After the report of the 1850s, a small group of British individuals started to promote and develop iron making. This led to the establishment of iron working sites at 4 places: Dechauri, Kaladhungi, Khurpatal and Ramgarh. Rees Davies was one of the surveyors deputed to investigate the mineral resources. As a government enterprise, the first blast furnace of the works was ignited in Dechauri on 24 March 1856 and as a result of this a piece of iron of "the very best quality" was produced. Davies resumed his trials in 1857 the first pig iron was tapped. These results induced the government to engage in a bigger undertaking and W. Sowerby was appointed manager of the works.
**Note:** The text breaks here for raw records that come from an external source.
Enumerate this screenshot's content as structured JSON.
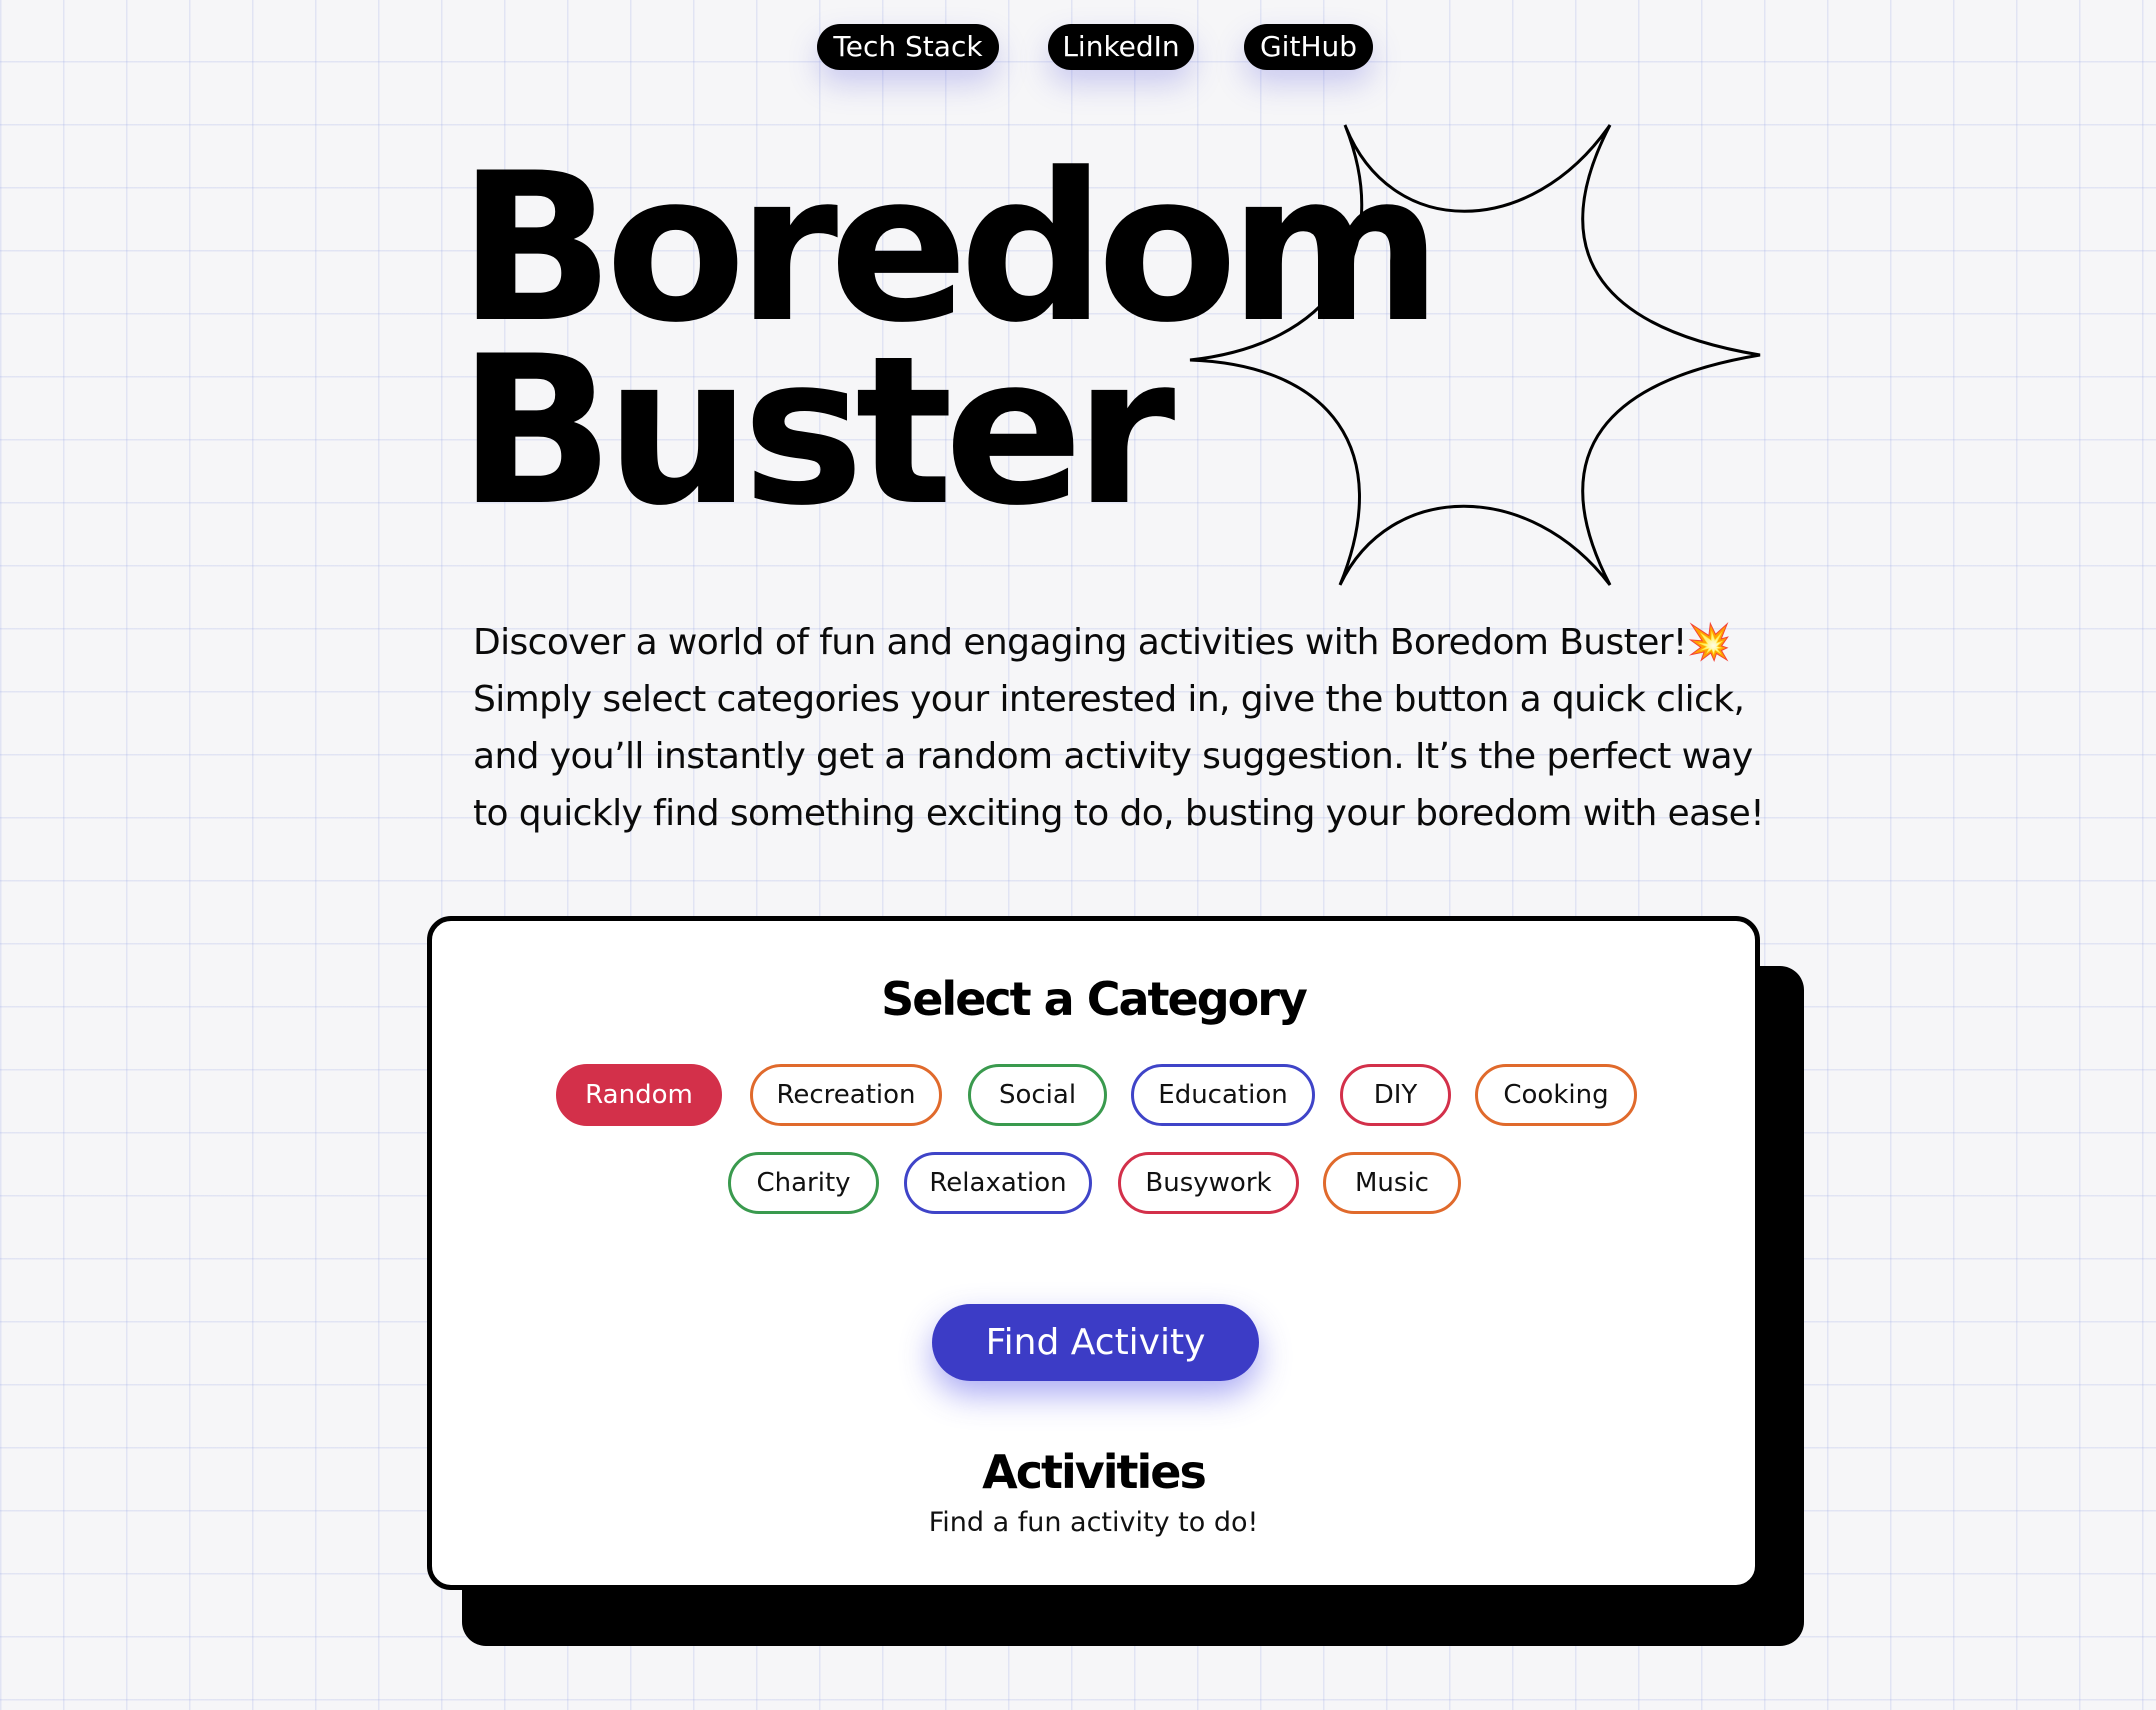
{
  "nav": {
    "links": [
      {
        "label": "Tech Stack"
      },
      {
        "label": "LinkedIn"
      },
      {
        "label": "GitHub"
      }
    ]
  },
  "hero": {
    "title_line1": "Boredom",
    "title_line2": "Buster",
    "description": "Discover a world of fun and engaging activities with Boredom Buster!💥 Simply select categories your interested in, give the button a quick click, and you’ll instantly get a random activity suggestion. It’s the perfect way to quickly find something exciting to do, busting your boredom with ease!"
  },
  "category_panel": {
    "heading": "Select a Category",
    "categories": [
      {
        "label": "Random",
        "color": "#d3304a",
        "selected": true
      },
      {
        "label": "Recreation",
        "color": "#e06a2c",
        "selected": false
      },
      {
        "label": "Social",
        "color": "#3a9a4e",
        "selected": false
      },
      {
        "label": "Education",
        "color": "#3f44c8",
        "selected": false
      },
      {
        "label": "DIY",
        "color": "#d3304a",
        "selected": false
      },
      {
        "label": "Cooking",
        "color": "#e06a2c",
        "selected": false
      },
      {
        "label": "Charity",
        "color": "#3a9a4e",
        "selected": false
      },
      {
        "label": "Relaxation",
        "color": "#3f44c8",
        "selected": false
      },
      {
        "label": "Busywork",
        "color": "#d3304a",
        "selected": false
      },
      {
        "label": "Music",
        "color": "#e06a2c",
        "selected": false
      }
    ],
    "find_button_label": "Find Activity",
    "activities_heading": "Activities",
    "activities_text": "Find a fun activity to do!"
  },
  "colors": {
    "accent_primary": "#3c3cc6",
    "selected_chip": "#d3304a",
    "background": "#f6f6f8",
    "card_border": "#000000"
  }
}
A new blast furnace, called "Sowerby's blast furnace" was built at Dechauri and ignited in February 1860. But the furnace was closed after 43 days and the government stopped the project due the controversy that surrounded it [2].

The Kumaon Iron Works was formally launched in 1856, it had been known for at least 30 years before that date that Kumaon had indigenous ore and smelting using the plentiful wood fuel. In 1856 the Government, with the help of private capital, supported two small smelting workshops already working in the area and in 1862 formed the ‘North of India Kumaon Iron Works Company’ The enterprise could see the potential demand for iron from the railways. But it faced an insurmountable obstacle in accessing and transporting wood as a fuel source [3]

In the beginning of 1861 Drummond formed a new private company that was soon amalgamated with Davies's company to form ‘’The North India Kumaon Iron Works Company Limited”. During this time there were 8 blast furnaces in different stages of development close to Nainital, Dechauri, Kaladhungi, Khurpatal and Ramgarh[2]..

In 1862 the Secretary of State ordered to lay down the Tramway line near Khurja station. ‘Kumaon Iron Works’ in hope that the iron would be taken from it for the rails produced iron of good quantity, but suddenly the Government dropped the idea of laying the line itself and gave a contract to the Awadh and Rohilkhand Railway Company (formerly called the Indian Branch Railway Company) [4]

The ‘Iron Works Company’ had ceased to work in 1864 [4]

External Links


  1. British Library IOR/F/8/6(544), page 1 “Contract of Mr William Dent on his providing the East Indies as a civil engineer to assist in their conduct of operations connected with the Kumaon Tramway”. Dent signed a contract to act as an assistant to W Hardy Wells “To conduct operations to survey and construct a railroad or tramway, to connect the ironworks in Kumaon with the trunk line at the railway in the upper provinces”
  2. 2.0 2.1 2.2 “Kumaon Iron Works, the British and Traditional Technology” by D.P. Agrawal and Pankaj Goyal, 2003 ; Retrieved 18 May 2019
  3. “India in the World Economy: From Antiquity to the Present” page 154 by Tirthankar Roy; Retrieved 5 Mar 2017
  4. 4.0 4.1 “British Administration in Kumaon Himalayas: A Historical Study, 1815-1947” pages 205-6, by Arun K. Mittal; Retrieved 5 Mar 2017